» Required work
Check every line of the data and copy the ones where "icon" appears.

» Available data
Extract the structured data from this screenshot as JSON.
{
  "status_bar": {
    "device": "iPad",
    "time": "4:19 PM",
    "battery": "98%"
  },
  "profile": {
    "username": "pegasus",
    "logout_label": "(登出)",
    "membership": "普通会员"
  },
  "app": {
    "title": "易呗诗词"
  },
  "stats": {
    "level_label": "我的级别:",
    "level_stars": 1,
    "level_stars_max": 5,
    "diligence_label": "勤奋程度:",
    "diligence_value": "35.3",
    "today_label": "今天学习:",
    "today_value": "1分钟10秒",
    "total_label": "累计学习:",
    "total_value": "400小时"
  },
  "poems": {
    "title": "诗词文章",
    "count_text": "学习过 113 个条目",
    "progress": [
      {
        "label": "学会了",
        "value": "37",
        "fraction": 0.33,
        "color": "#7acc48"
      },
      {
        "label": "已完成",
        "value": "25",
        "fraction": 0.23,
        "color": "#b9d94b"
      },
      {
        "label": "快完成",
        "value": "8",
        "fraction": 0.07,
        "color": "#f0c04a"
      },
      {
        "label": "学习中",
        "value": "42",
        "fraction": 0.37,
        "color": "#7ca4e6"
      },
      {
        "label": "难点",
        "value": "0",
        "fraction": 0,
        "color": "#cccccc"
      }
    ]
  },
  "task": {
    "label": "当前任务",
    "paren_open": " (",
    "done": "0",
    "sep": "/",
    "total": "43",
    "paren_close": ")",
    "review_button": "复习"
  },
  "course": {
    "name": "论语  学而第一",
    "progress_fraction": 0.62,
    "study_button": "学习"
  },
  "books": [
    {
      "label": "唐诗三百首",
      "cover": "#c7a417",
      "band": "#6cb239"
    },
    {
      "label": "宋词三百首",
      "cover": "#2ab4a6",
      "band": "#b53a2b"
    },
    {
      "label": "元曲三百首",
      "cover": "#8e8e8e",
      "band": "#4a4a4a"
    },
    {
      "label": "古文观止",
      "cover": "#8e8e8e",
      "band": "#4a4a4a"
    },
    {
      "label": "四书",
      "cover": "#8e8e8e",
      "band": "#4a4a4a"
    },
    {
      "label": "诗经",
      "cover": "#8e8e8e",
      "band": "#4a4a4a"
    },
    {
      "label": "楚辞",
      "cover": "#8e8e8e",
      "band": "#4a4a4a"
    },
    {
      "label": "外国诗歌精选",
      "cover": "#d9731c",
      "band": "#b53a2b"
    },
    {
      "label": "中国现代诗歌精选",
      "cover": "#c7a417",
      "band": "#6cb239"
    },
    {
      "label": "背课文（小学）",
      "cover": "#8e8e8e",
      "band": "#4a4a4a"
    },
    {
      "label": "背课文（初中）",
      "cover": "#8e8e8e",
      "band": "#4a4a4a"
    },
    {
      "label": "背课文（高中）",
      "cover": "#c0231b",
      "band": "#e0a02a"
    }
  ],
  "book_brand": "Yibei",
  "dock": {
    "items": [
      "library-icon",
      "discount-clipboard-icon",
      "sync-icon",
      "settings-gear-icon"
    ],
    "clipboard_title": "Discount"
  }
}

» Problem solution
      "library-icon",
      "discount-clipboard-icon",
      "sync-icon",
      "settings-gear-icon"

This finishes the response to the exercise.